By Dr Alice Nabatanzi
Since time immemorial, timber is one of the many plant products used around the world in building construction, in buildings both large and small. Here we consider timber for the construction of buildings of six or more storeys, and the biochemistry and chemistry of wood modification that could enable much larger buildings. Thus, wood is the oldest material used by humans for construction after stone.
Despite its complex chemical nature, wood has excellent properties which lend themselves to human use. It is readily and economically available; easily machinable; amenable to fabrication into an infinite variety of sizes and shapes using simple on-site building techniques; exceptionally strong relative to its weight; a good heat and electrical insulator; of increasing importance; and a renewable, biodegradable resource.
Whereas wood is an exceptional construction material, we do well to think outside the box in order to appreciate its qualities. There are many more unexploited materials from plants which can be employed in building construction. Plants are made up of phytochemicals (plant chemicals). These are usually manufactured by the plants and some are given off as plant by-products. These plant molecules have been highly exploited and have found great application in the food and drug industry.
The construction industry especially in Uganda has not fully exploited these molecules. Most of the nation’s construction engineers are well-versed with wood or timber as a construction material. The rest of the materials used in building construction are either imported expensively or bought from the local manufacturers dearly still. Thanks to 8M Construction Digest for this great opportunity to enlighten our construction engineers and assure them that plant molecules other than wood are good constructions materials. If other industries have made good use of these materials it is high time the construction engineers got on board.
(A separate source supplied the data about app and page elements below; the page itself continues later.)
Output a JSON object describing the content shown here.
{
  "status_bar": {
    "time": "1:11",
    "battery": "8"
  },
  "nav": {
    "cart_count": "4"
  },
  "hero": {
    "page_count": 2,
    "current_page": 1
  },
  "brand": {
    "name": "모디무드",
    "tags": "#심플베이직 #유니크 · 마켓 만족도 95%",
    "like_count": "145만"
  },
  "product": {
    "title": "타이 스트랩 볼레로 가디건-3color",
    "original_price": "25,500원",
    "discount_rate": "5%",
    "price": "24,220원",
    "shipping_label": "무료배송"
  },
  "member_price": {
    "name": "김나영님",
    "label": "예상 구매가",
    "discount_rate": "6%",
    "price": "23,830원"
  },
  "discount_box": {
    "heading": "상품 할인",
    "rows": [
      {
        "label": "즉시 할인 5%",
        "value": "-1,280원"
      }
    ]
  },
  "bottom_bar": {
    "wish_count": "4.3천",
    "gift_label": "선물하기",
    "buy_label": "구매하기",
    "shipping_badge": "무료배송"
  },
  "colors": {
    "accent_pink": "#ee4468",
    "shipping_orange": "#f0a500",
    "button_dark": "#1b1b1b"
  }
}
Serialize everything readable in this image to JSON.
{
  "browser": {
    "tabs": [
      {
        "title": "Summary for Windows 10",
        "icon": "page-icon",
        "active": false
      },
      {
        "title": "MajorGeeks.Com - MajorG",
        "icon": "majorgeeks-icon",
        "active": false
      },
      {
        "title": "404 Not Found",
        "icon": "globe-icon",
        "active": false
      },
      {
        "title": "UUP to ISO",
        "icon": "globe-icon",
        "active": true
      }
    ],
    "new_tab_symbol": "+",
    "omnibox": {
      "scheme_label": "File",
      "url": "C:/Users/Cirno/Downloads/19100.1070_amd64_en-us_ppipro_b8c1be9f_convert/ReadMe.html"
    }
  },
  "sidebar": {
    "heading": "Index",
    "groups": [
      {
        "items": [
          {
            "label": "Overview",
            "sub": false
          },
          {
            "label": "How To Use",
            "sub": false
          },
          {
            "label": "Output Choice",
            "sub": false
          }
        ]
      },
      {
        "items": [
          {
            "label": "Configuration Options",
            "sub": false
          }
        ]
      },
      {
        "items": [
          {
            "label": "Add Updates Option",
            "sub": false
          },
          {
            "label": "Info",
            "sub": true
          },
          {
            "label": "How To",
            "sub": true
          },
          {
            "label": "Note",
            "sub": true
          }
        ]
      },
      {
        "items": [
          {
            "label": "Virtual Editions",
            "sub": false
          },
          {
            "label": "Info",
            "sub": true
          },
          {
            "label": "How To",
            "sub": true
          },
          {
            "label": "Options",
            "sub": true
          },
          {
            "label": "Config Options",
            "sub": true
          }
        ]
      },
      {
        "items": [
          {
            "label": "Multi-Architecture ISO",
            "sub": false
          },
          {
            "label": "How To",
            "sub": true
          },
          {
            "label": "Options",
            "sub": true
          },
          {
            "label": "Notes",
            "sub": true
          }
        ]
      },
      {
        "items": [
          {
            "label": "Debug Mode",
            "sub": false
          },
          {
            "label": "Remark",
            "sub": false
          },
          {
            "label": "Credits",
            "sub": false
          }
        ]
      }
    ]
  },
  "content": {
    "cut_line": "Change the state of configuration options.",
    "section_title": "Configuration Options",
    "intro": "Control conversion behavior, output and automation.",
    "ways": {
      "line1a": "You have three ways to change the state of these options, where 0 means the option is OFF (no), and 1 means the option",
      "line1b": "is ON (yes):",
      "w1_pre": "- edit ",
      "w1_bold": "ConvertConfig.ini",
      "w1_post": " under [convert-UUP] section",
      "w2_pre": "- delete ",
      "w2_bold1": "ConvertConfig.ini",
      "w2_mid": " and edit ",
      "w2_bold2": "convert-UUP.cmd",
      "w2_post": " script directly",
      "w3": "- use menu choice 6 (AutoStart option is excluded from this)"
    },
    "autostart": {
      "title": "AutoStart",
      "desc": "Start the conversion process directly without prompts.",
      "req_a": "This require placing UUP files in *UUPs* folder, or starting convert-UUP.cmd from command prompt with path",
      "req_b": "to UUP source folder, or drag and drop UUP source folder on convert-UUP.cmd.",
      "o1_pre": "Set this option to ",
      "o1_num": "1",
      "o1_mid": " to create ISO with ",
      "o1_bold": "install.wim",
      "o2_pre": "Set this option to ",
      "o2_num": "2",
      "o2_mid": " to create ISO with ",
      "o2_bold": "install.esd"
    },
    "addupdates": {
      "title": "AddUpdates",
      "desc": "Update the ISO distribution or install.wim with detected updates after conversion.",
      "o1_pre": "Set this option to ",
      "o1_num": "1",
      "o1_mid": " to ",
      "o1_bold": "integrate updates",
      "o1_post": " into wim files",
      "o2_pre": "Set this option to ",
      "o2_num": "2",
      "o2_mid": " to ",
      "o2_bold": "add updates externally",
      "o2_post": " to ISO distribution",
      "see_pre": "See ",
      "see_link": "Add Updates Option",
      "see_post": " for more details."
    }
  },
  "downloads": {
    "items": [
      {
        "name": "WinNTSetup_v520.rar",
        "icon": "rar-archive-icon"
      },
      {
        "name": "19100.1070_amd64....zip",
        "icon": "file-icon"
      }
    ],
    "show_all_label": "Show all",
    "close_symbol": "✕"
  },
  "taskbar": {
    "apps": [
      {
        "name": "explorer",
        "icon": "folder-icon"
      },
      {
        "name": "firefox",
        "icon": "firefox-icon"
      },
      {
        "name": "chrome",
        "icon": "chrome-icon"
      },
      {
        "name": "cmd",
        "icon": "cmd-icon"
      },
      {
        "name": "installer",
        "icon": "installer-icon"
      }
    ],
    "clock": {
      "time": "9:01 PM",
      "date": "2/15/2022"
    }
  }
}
Let us come back home! Uganda has a high plant biodiversity which can provide solutions to various problems in the construction industry if well researched and developed. Why limit ourselves to wood? How about binding agents? How about sound-proofing materials? The list is endless if we went on to research and break the spell of ignorance concerning what plants can offer in building construction. Apart from the chemical and physical properties of the different plant materials, economic consideration is a must before choosing the best construction material. If you look at the economics of plant materials in construction, you will find that no other material beats their affordability. Look at the steel and iron materials that are imported expensively or bought expensively from the few local manufacturing companies. Have you ever wondered why the local Ugandan man or woman cannot afford proper descent housing? The answer is right here: construction materials are troublesomely expensive. Do not talk about land! Many Ugandans have and own land, some owning a whole village. Unfortunately, the majority die without putting up a reasonably descent house. We have the solutions but have not exploited them.
Therefore, the solution to expensive and inaccessible construction materials is right within our compounds, backyards and neighbourhoods. Plant construction materials are available, accessible and affordable. If incorporated into Uganda’s construction industry, better housing and sustainable development are an assurance.
In the successive features I will:
- Talk about the different non-wood/non-timber plant materials that can be incorporated in the construction industry
- Discuss details of their physical and chemical properties that make them a better option
- Talk about the different plant species in Uganda that are sources of these non-wood plant materials: What is their composition? Where do they grow and how?
- Discuss those non-wood/non-timber plant materials that have already been bioprospected world-wide and found to be applicable in the construction industry
- Conclusively discuss the economic potential of these materials vis-a-vis the imported contemporaries which serve the same purpose in construction
At the end of all these series, we will have broken the tip of an iceberg. The remaining part will be to research and exploit the potential of what we have to solve problems in construction.
Dr Alice Nabatanzi is a lecturer in the Department of Plant Sciences, Microbiology and Biotechnology in the College of Natural Sciences, Makerere University, specializing in plant chemistry, her PhD having been in phytochemistry and neutraceuticals